* **Task details**: Only lines holding the string "JSON" are wanted; copy each one from the material.

□ □ □

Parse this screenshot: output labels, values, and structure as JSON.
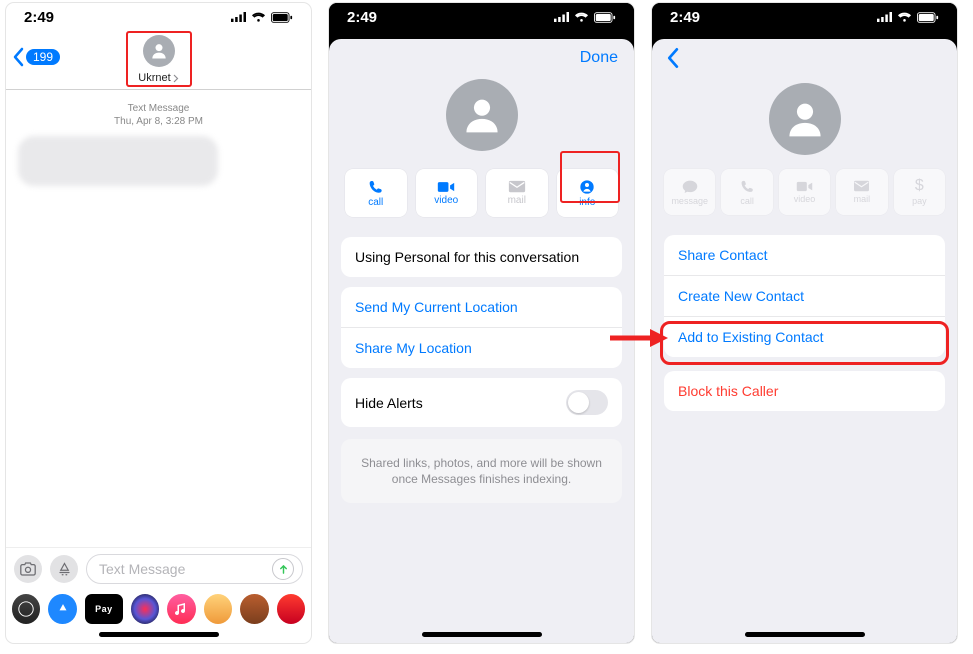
{
  "statusbar": {
    "time": "2:49"
  },
  "phone1": {
    "back_count": "199",
    "contact_name": "Ukrnet",
    "meta_line1": "Text Message",
    "meta_line2": "Thu, Apr 8, 3:28 PM",
    "composer_placeholder": "Text Message"
  },
  "phone2": {
    "done": "Done",
    "actions": {
      "call": "call",
      "video": "video",
      "mail": "mail",
      "info": "info"
    },
    "using_personal": "Using Personal for this conversation",
    "send_location": "Send My Current Location",
    "share_location": "Share My Location",
    "hide_alerts": "Hide Alerts",
    "indexing": "Shared links, photos, and more will be shown once Messages finishes indexing."
  },
  "phone3": {
    "actions": {
      "message": "message",
      "call": "call",
      "video": "video",
      "mail": "mail",
      "pay": "pay"
    },
    "share_contact": "Share Contact",
    "create_contact": "Create New Contact",
    "add_existing": "Add to Existing Contact",
    "block": "Block this Caller"
  }
}
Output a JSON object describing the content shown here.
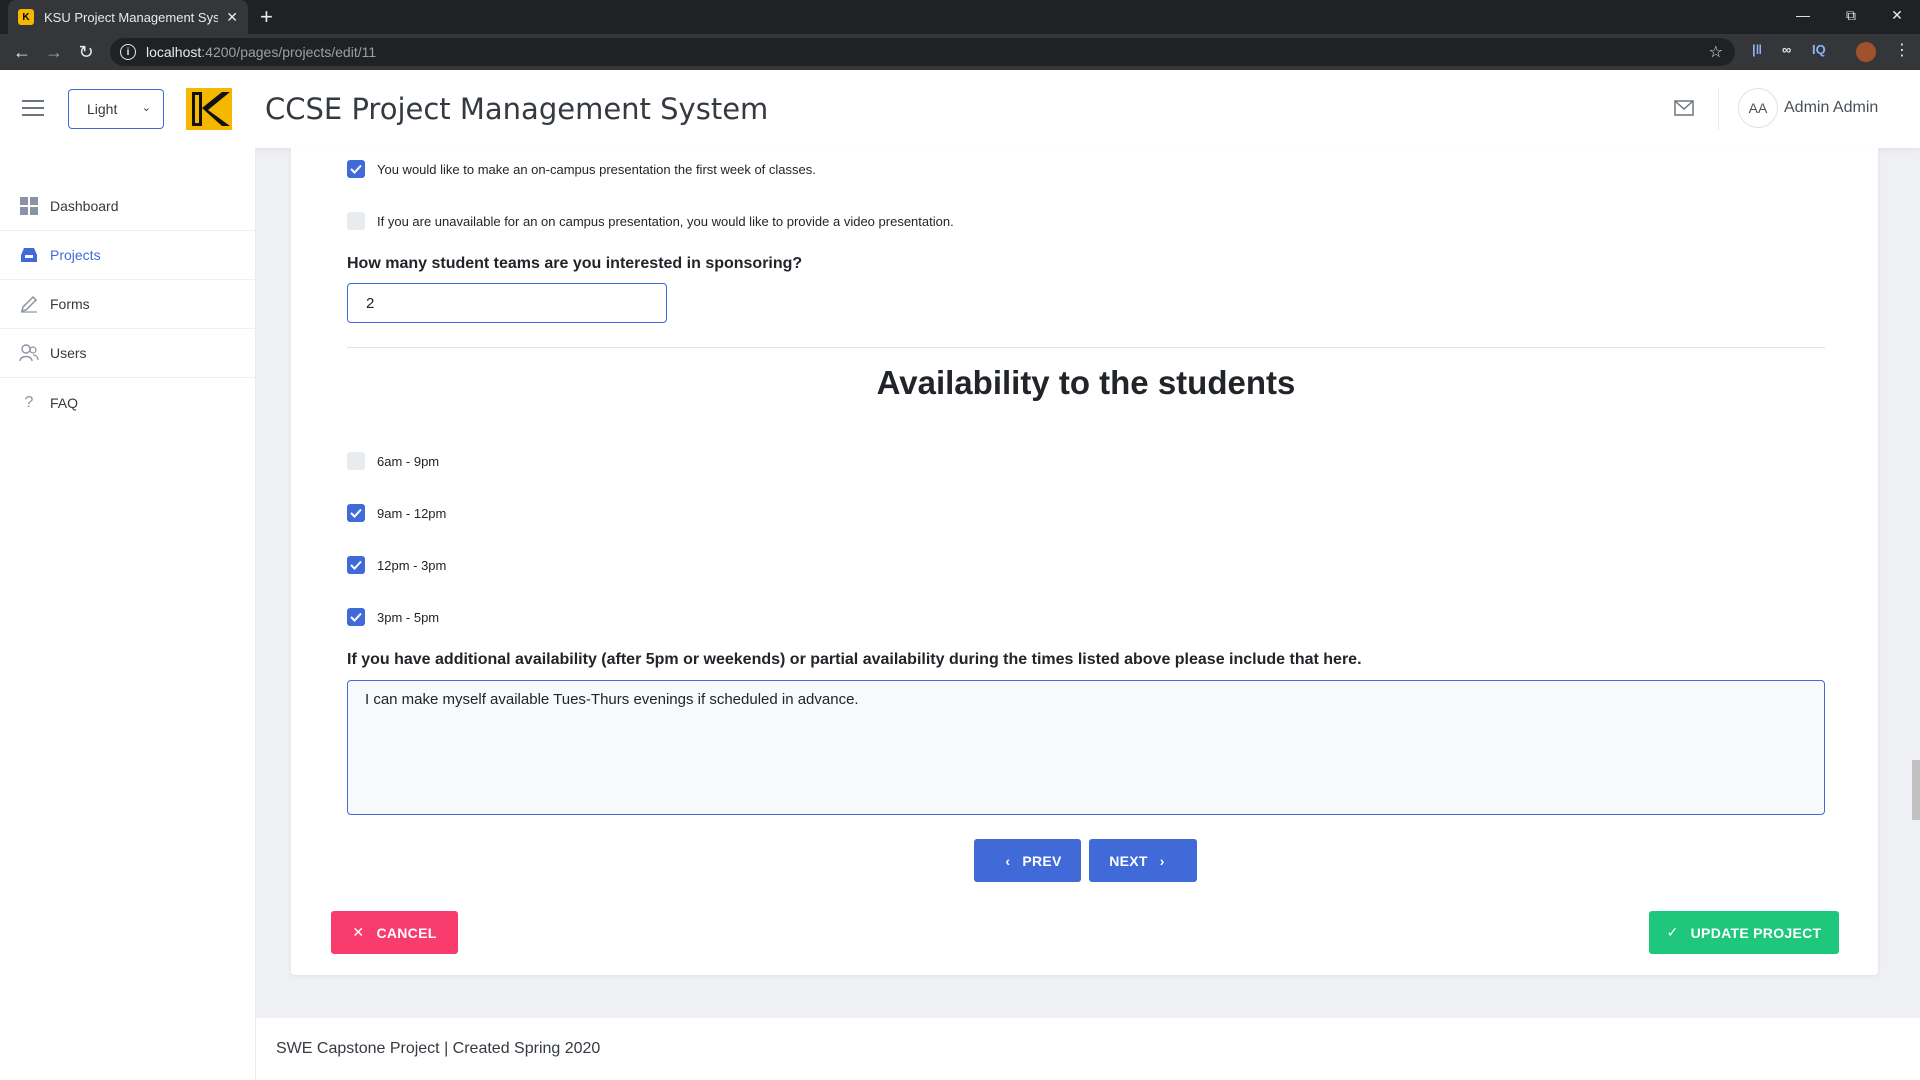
{
  "browser": {
    "tab_title": "KSU Project Management System",
    "url_host": "localhost",
    "url_path": ":4200/pages/projects/edit/11"
  },
  "header": {
    "theme_value": "Light",
    "app_title": "CCSE Project Management System",
    "avatar_initials": "AA",
    "user_name": "Admin Admin"
  },
  "sidebar": {
    "items": [
      {
        "label": "Dashboard",
        "icon": "dashboard-icon"
      },
      {
        "label": "Projects",
        "icon": "inbox-icon"
      },
      {
        "label": "Forms",
        "icon": "pencil-icon"
      },
      {
        "label": "Users",
        "icon": "users-icon"
      },
      {
        "label": "FAQ",
        "icon": "question-icon"
      }
    ]
  },
  "form": {
    "presentation_options": [
      {
        "label": "You would like to make an on-campus presentation the first week of classes.",
        "checked": true
      },
      {
        "label": "If you are unavailable for an on campus presentation, you would like to provide a video presentation.",
        "checked": false
      }
    ],
    "teams_question": "How many student teams are you interested in sponsoring?",
    "teams_value": "2",
    "availability_title": "Availability to the students",
    "availability_options": [
      {
        "label": "6am - 9pm",
        "checked": false
      },
      {
        "label": "9am - 12pm",
        "checked": true
      },
      {
        "label": "12pm - 3pm",
        "checked": true
      },
      {
        "label": "3pm - 5pm",
        "checked": true
      }
    ],
    "additional_question": "If you have additional availability (after 5pm or weekends) or partial availability during the times listed above please include that here.",
    "additional_value": "I can make myself available Tues-Thurs evenings if scheduled in advance.",
    "prev_label": "PREV",
    "next_label": "NEXT",
    "cancel_label": "CANCEL",
    "update_label": "UPDATE PROJECT"
  },
  "footer": {
    "text": "SWE Capstone Project | Created Spring 2020"
  },
  "colors": {
    "primary": "#3f6ad8",
    "danger": "#f83d6e",
    "success": "#1ec77b"
  }
}
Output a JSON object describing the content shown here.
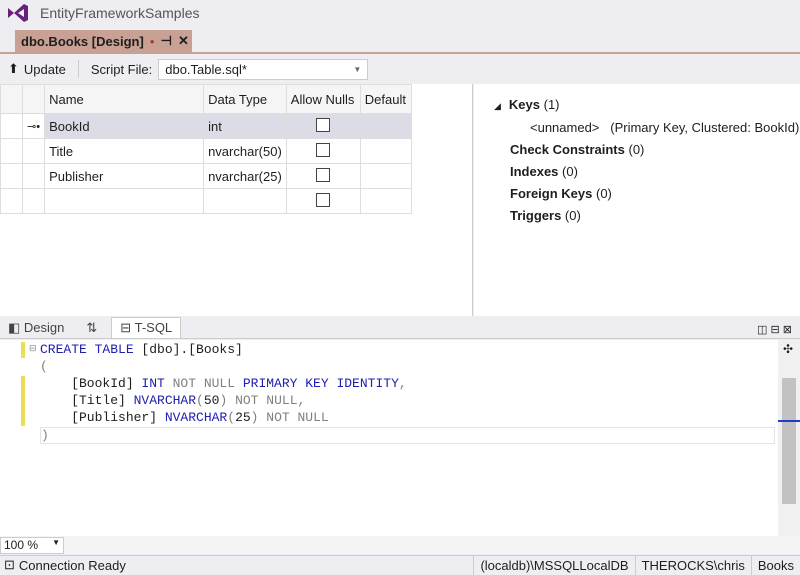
{
  "app": {
    "title": "EntityFrameworkSamples"
  },
  "tab": {
    "label": "dbo.Books [Design]",
    "dot": "●",
    "pin": "⊣",
    "close": "✕"
  },
  "toolbar": {
    "update_label": "Update",
    "script_file_label": "Script File:",
    "script_file_value": "dbo.Table.sql*"
  },
  "grid": {
    "headers": [
      "Name",
      "Data Type",
      "Allow Nulls",
      "Default"
    ],
    "rows": [
      {
        "name": "BookId",
        "type": "int",
        "allow_nulls": false,
        "key": true
      },
      {
        "name": "Title",
        "type": "nvarchar(50)",
        "allow_nulls": false
      },
      {
        "name": "Publisher",
        "type": "nvarchar(25)",
        "allow_nulls": false
      },
      {
        "name": "",
        "type": "",
        "allow_nulls": false
      }
    ]
  },
  "properties": {
    "keys_label": "Keys",
    "keys_count": "(1)",
    "key_item_name": "<unnamed>",
    "key_item_desc": "(Primary Key, Clustered: BookId)",
    "items": [
      {
        "label": "Check Constraints",
        "count": "(0)"
      },
      {
        "label": "Indexes",
        "count": "(0)"
      },
      {
        "label": "Foreign Keys",
        "count": "(0)"
      },
      {
        "label": "Triggers",
        "count": "(0)"
      }
    ]
  },
  "bottom_tabs": {
    "design": "Design",
    "swap": "⇅",
    "tsql": "T-SQL"
  },
  "code": {
    "l1a": "CREATE TABLE ",
    "l1b": "[dbo].[Books]",
    "l2": "(",
    "l3a": "    [BookId] ",
    "l3b": "INT",
    "l3c": " NOT NULL ",
    "l3d": "PRIMARY KEY IDENTITY",
    ",": ",",
    "l4a": "    [Title] ",
    "l4b": "NVARCHAR",
    "l4c": "(",
    "l4d": "50",
    "l4e": ")",
    "l4f": " NOT NULL,",
    "l5a": "    [Publisher] ",
    "l5b": "NVARCHAR",
    "l5c": "(",
    "l5d": "25",
    "l5e": ")",
    "l5f": " NOT NULL",
    "l6": ")"
  },
  "zoom": "100 %",
  "status": {
    "left": "Connection Ready",
    "server": "(localdb)\\MSSQLLocalDB",
    "user": "THEROCKS\\chris",
    "db": "Books"
  }
}
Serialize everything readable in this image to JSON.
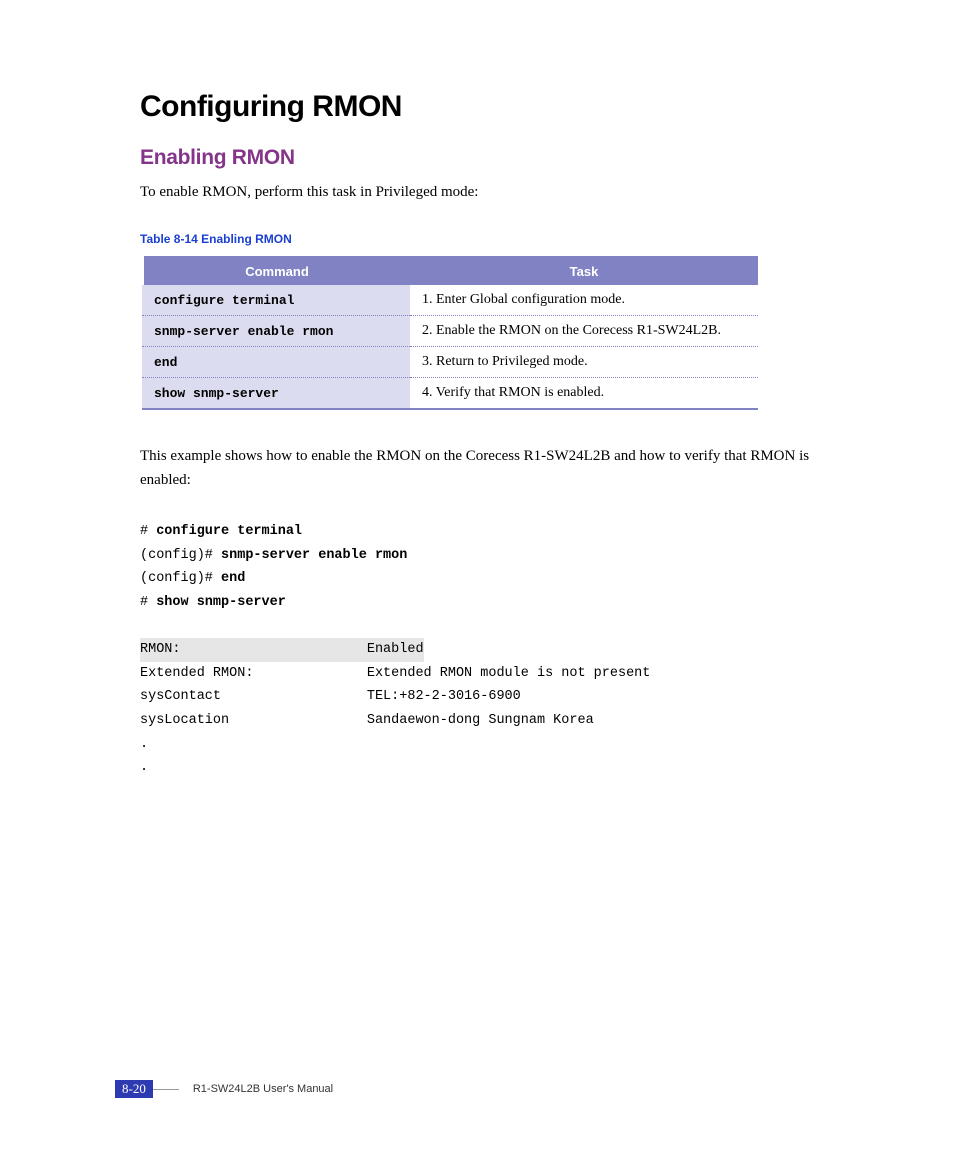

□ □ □

* **Task answer**:
Parse this screenshot: output labels, values, and structure as JSON.
Output a JSON object describing the content shown here.
Output a JSON object describing the content shown here.
Serialize everything readable in this image to JSON.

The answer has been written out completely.